From the Rolling Stones to Rihanna, artists are finding new ways to make the president stop playing their music at campaign events.
- U.S.Miami Herald
“This is a reminder that if white folks can’t give us a small mural on a side street in Oak Park, they won’t be able to give up much,” a Chicago organizer said.
Courtney Stodden Called Brian Austin Green a ‘Womanizer’ After His Date With Her Post-Megan Fox Split
Guess that romance is over.
- SportsThe Associated Press
Jimmie Johnson is just as confused as everyone else about his plight with the coronavirus. A positive test caused the seven-time NASCAR champion to miss the first race of his career, and it was followed three days later by a negative test. “There’s a lot of speculation there," Johnson said Friday, a full week after testing positive.
(Bloomberg Opinion) -- The Supreme Court’s ruling Wednesday on insurance coverage for contraceptives will make it harder for tens of thousands of American women to get birth control. The court ruled that the Trump administration has the authority to allow more kinds of employers to claim exemptions to the Obamacare mandate that their health insurance fully pay for contraceptives.But what’s lawful isn’t necessarily good policy — and Trump’s policy on insurance and contraceptives is wrong.Before Trump intervened, churches, temples, mosques and companies with genuine religious objections were exempt from the Obamacare requirement that employer insurance include free birth-control coverage. Their employees could still get no-cost access to birth control directly through insurance companies. The Trump administration widened the exemption to include a wider range of employers, enabled them to opt out on moral as well as religious grounds, and eliminated the workaround for employees. The Court says the administration can lawfully make this change.That doesn’t make it right. No-cost access to effective birth control is plainly in the public interest. It greatly reduces unwanted pregnancies, lowering the number of abortions and saving billions in health-care costs for women, Medicaid and private insurance. Nobody with a religious objection to contraceptives is obliged to use them, and under the terms of the compromise policy that prevailed under President Obama, employers with a religious objection didn’t have to pay extra for the coverage.By the government’s own estimate, the new policy will deprive 70,500 to 126,400 women of access to free contraception. Many women cannot afford to pay out of pocket, so unwanted pregnancies stand to rise.Despite the new ruling, the legal wrangling might not be over. The states that challenged the Trump rule — New Jersey and Pennsylvania — could very well try again, following Justice Elena Kagan’s argument that the administration may have failed to engage in “reasoned decision-making.” Meantime, states can correct the policy, too, by setting their own mandates for health insurers to fully cover contraceptives. Many already have.The ideal remedy, however, rests not with the courts or the states. Citizens can set things straight themselves, by voting in November for a president who won’t make bad policy just because he can.Editorials are written by the Bloomberg Opinion editorial board.For more articles like this, please visit us at bloomberg.com/opinionSubscribe now to stay ahead with the most trusted business news source.©2020 Bloomberg L.P.

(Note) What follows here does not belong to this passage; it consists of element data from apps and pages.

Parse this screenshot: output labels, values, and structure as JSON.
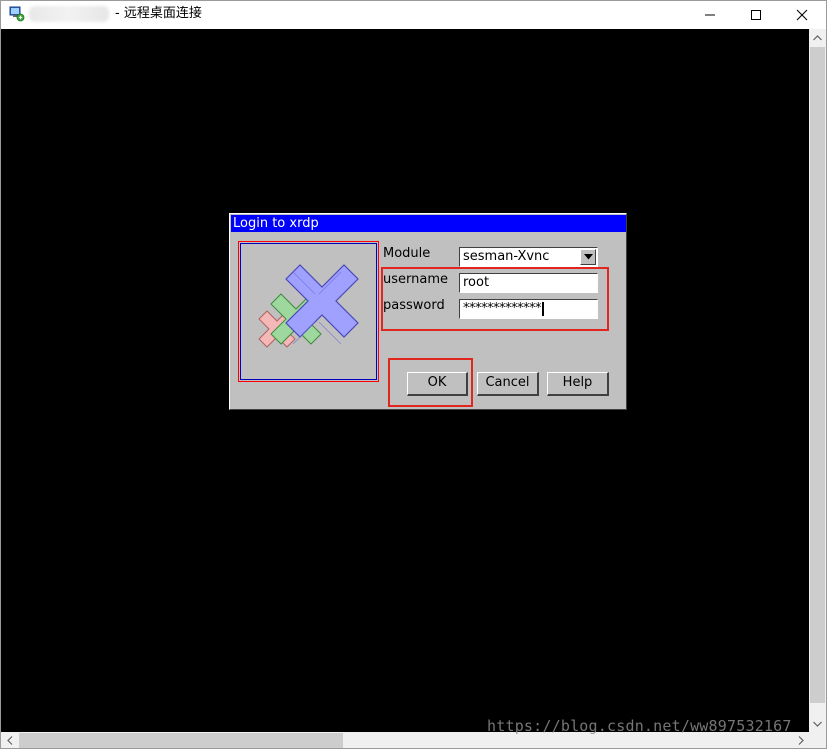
{
  "window": {
    "title": "- 远程桌面连接",
    "minimize_icon": "minimize-icon",
    "maximize_icon": "maximize-icon",
    "close_icon": "close-icon"
  },
  "dialog": {
    "title": "Login to xrdp",
    "module_label": "Module",
    "module_value": "sesman-Xvnc",
    "username_label": "username",
    "username_value": "root",
    "password_label": "password",
    "password_value": "*************",
    "ok_label": "OK",
    "cancel_label": "Cancel",
    "help_label": "Help",
    "logo_icon": "xrdp-logo-icon"
  },
  "watermark": "https://blog.csdn.net/ww897532167",
  "colors": {
    "dialog_bg": "#c0c0c0",
    "title_bar": "#0000ff",
    "annotation": "#e0261e",
    "remote_bg": "#000000"
  }
}
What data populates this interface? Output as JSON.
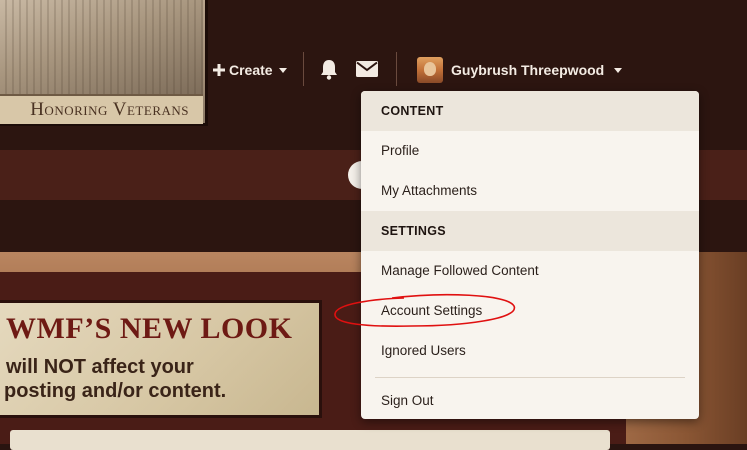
{
  "header": {
    "logo_banner": "Honoring Veterans",
    "create_label": "Create",
    "username": "Guybrush Threepwood"
  },
  "notice": {
    "title": "WMF’S NEW LOOK",
    "line1": "will NOT affect your",
    "line2": "posting and/or content."
  },
  "menu": {
    "content_heading": "CONTENT",
    "profile": "Profile",
    "attachments": "My Attachments",
    "settings_heading": "SETTINGS",
    "followed": "Manage Followed Content",
    "account_settings": "Account Settings",
    "ignored": "Ignored Users",
    "sign_out": "Sign Out"
  },
  "colors": {
    "header_bg": "#2c1510",
    "nav_strip": "#4a2018",
    "menu_bg": "#f8f4ee",
    "menu_section_bg": "#ece6dc",
    "annotation_red": "#e01010"
  },
  "icons": [
    "plus-icon",
    "caret-down-icon",
    "bell-icon",
    "mail-icon",
    "avatar"
  ]
}
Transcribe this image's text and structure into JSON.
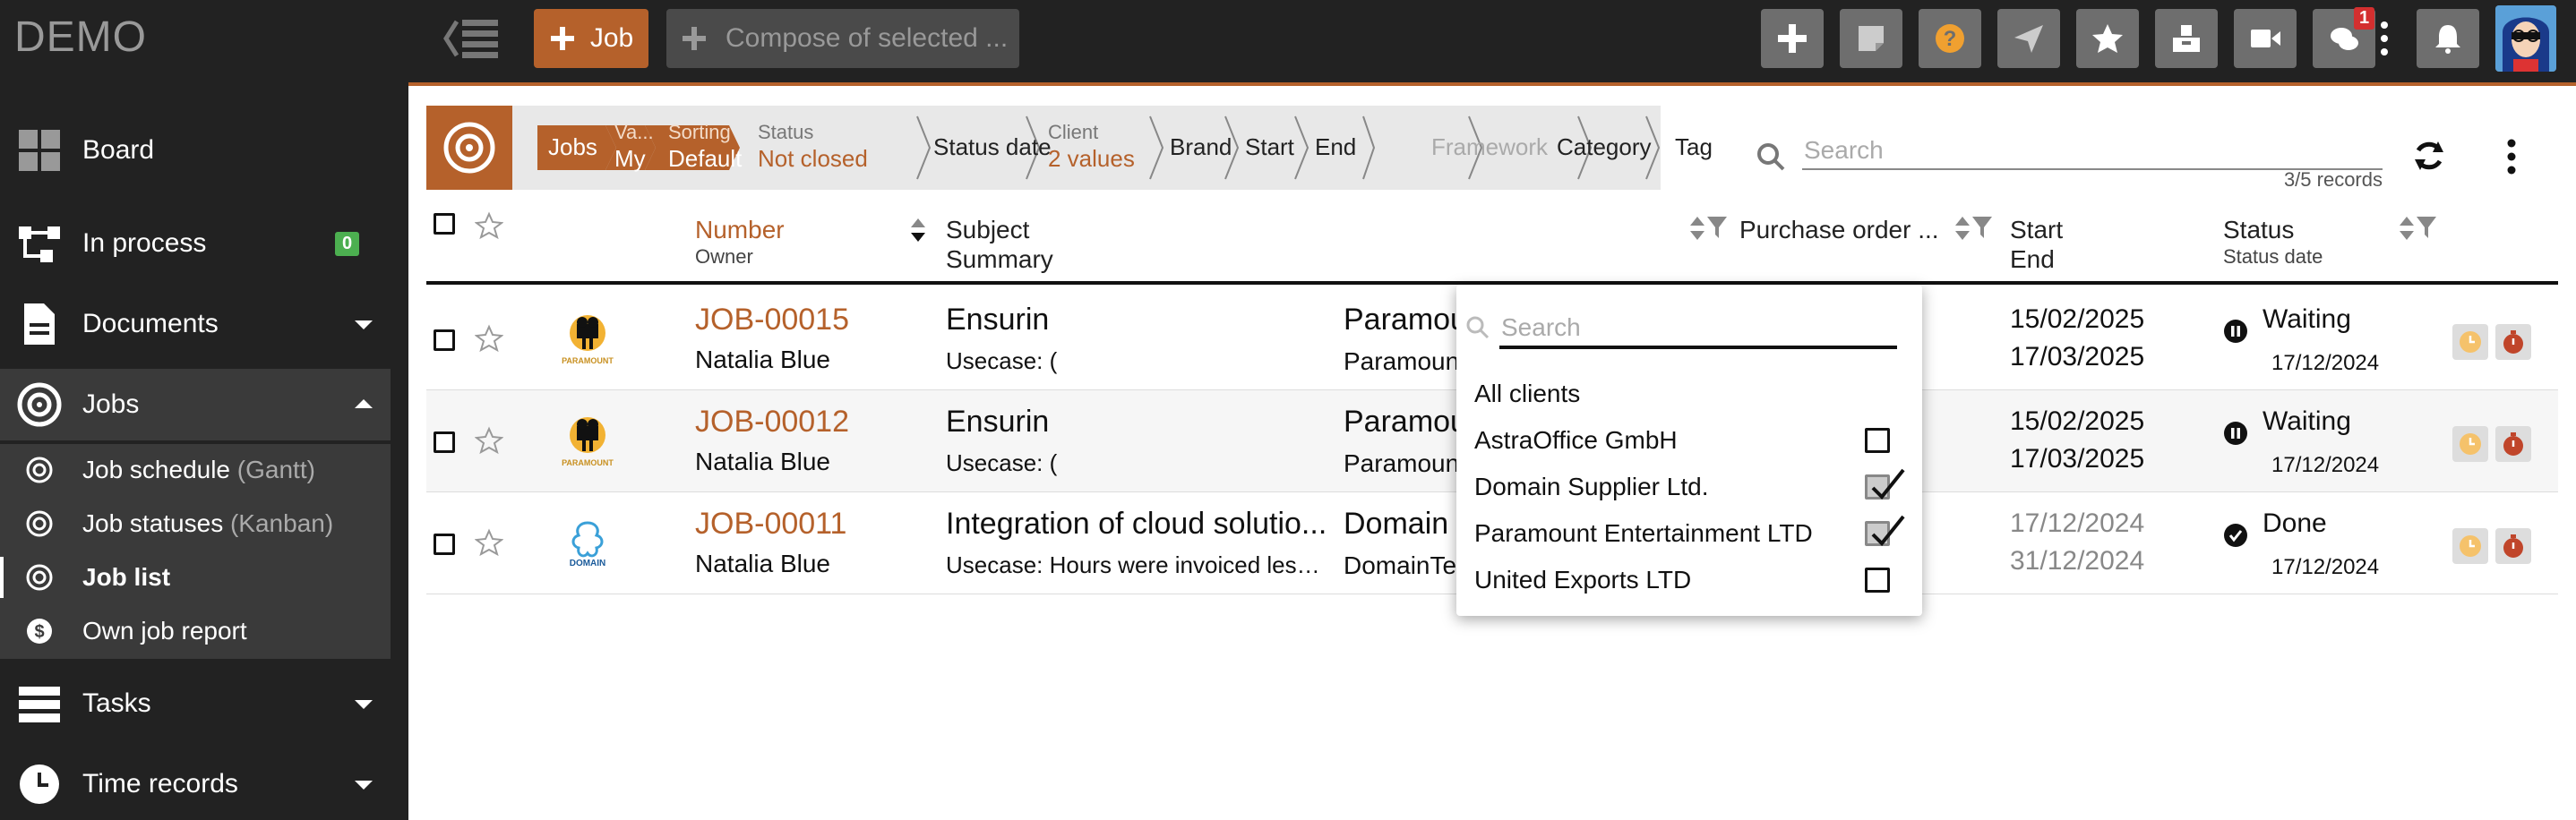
{
  "app": {
    "logo": "DEMO"
  },
  "topbar": {
    "new_job_label": "Job",
    "compose_label": "Compose of selected ...",
    "notification_count": "1",
    "buttons": [
      "add-icon",
      "note-icon",
      "help-icon",
      "send-icon",
      "star-icon",
      "inbox-icon",
      "video-icon",
      "chat-icon",
      "more-vert-icon",
      "bell-icon"
    ]
  },
  "colors": {
    "accent": "#b5612b",
    "sidebar": "#222222",
    "success": "#4caf50",
    "badge": "#d32f2f"
  },
  "sidebar": {
    "items": [
      {
        "label": "Board",
        "icon": "board-icon"
      },
      {
        "label": "In process",
        "icon": "process-icon",
        "count": "0"
      },
      {
        "label": "Documents",
        "icon": "document-icon"
      },
      {
        "label": "Jobs",
        "icon": "target-icon"
      },
      {
        "label": "Tasks",
        "icon": "tasks-icon"
      },
      {
        "label": "Time records",
        "icon": "clock-icon"
      }
    ],
    "jobs_sub": [
      {
        "label": "Job schedule",
        "hint": "(Gantt)"
      },
      {
        "label": "Job statuses",
        "hint": "(Kanban)"
      },
      {
        "label": "Job list",
        "hint": ""
      },
      {
        "label": "Own job report",
        "hint": ""
      }
    ]
  },
  "filters": {
    "jobs": "Jobs",
    "variant_top": "Va...",
    "variant_val": "My",
    "sorting_top": "Sorting",
    "sorting_val": "Default",
    "status_top": "Status",
    "status_val": "Not closed",
    "status_date": "Status date",
    "client_top": "Client",
    "client_val": "2 values",
    "brand": "Brand",
    "start": "Start",
    "end": "End",
    "framework": "Framework",
    "category": "Category",
    "tag": "Tag",
    "search_placeholder": "Search",
    "records": "3/5 records"
  },
  "table": {
    "headers": {
      "number": "Number",
      "owner": "Owner",
      "subject": "Subject",
      "summary": "Summary",
      "purchase_order": "Purchase order ...",
      "start": "Start",
      "end": "End",
      "status": "Status",
      "status_date": "Status date"
    },
    "rows": [
      {
        "number": "JOB-00015",
        "owner": "Natalia Blue",
        "subject": "Ensurin",
        "summary": "Usecase: (",
        "client": "Paramount Entertainment ...",
        "brand": "Paramount Entertainment",
        "start": "15/02/2025",
        "end": "17/03/2025",
        "status": "Waiting",
        "status_date": "17/12/2024",
        "logo": "PARAMOUNT"
      },
      {
        "number": "JOB-00012",
        "owner": "Natalia Blue",
        "subject": "Ensurin",
        "summary": "Usecase: (",
        "client": "Paramount Entertainment ...",
        "brand": "Paramount Entertainment",
        "start": "15/02/2025",
        "end": "17/03/2025",
        "status": "Waiting",
        "status_date": "17/12/2024",
        "logo": "PARAMOUNT"
      },
      {
        "number": "JOB-00011",
        "owner": "Natalia Blue",
        "subject": "Integration of cloud solutio...",
        "summary": "Usecase: Hours were invoiced less t...",
        "client": "Domain Supplier Ltd.",
        "brand": "DomainTechnology",
        "start": "17/12/2024",
        "end": "31/12/2024",
        "status": "Done",
        "status_date": "17/12/2024",
        "logo": "DOMAIN"
      }
    ]
  },
  "client_dropdown": {
    "search_placeholder": "Search",
    "all_label": "All clients",
    "options": [
      {
        "label": "AstraOffice GmbH",
        "checked": false
      },
      {
        "label": "Domain Supplier Ltd.",
        "checked": true
      },
      {
        "label": "Paramount Entertainment LTD",
        "checked": true
      },
      {
        "label": "United Exports LTD",
        "checked": false
      }
    ]
  }
}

- EntertainmentThe Wrap
NBC will put “Blindspot” in its rearview mirror on July 23, when the drama comes to a (likely very quiet) conclusion after five seasons. The Jaimie Alexander vehicle was once a strong performer when it came to Nielsen numbers, but that was a long time ago on a different night of the week and in a very different TV ecosystem. Last night, in its penultimate week (“Blindspot” is off next Thursday) of original episodes, “Blindspot” aired two episodes, the second of which tied the series low in key demo ratings and set a new low in total viewers. (OK, so the new audience low set that mark by all of 2,000 people and it could theoretically adjust up in final tallies or catch up with delayed viewing, but a low is a low is a low.) Also Read: Ratings: 'Burden of Truth' and 'In the Dark' Finales Leave The CW, Well, in the Dark Much like its current linear ratings, the summer 2020 sendoff is a far cry from when “Blindspot” began, when digital viewership was still somewhat in its infancy and the drama had hit series “The Voice” as its lead-in. In its first season, “Blindspot” averaged a big...Read original story Bye, Bye ‘Blindspot': How NBC Drama Lost Its ‘Voice’ – and Then Its Viewers At TheWrap
- CelebrityGood Morning America
Zach Braff shared a post reflecting on the way his late friend Nick Cordero might have contracted COVID-19. "I couldn't fall asleep last night thinking that Nick may have gotten Covid from someone in New York City not wearing a mask who had it, but had no symptoms, so didn't even know they had it," the actor wrote Thursday alongside a photo of Cordero with his 1-year-old son, Elvis. Cordero faced complications from COVID-19 for three months, and his wife, fitness trainer Amanda Kloots, regularly shared her husband's health updates with his fans and followers throughout his treatment.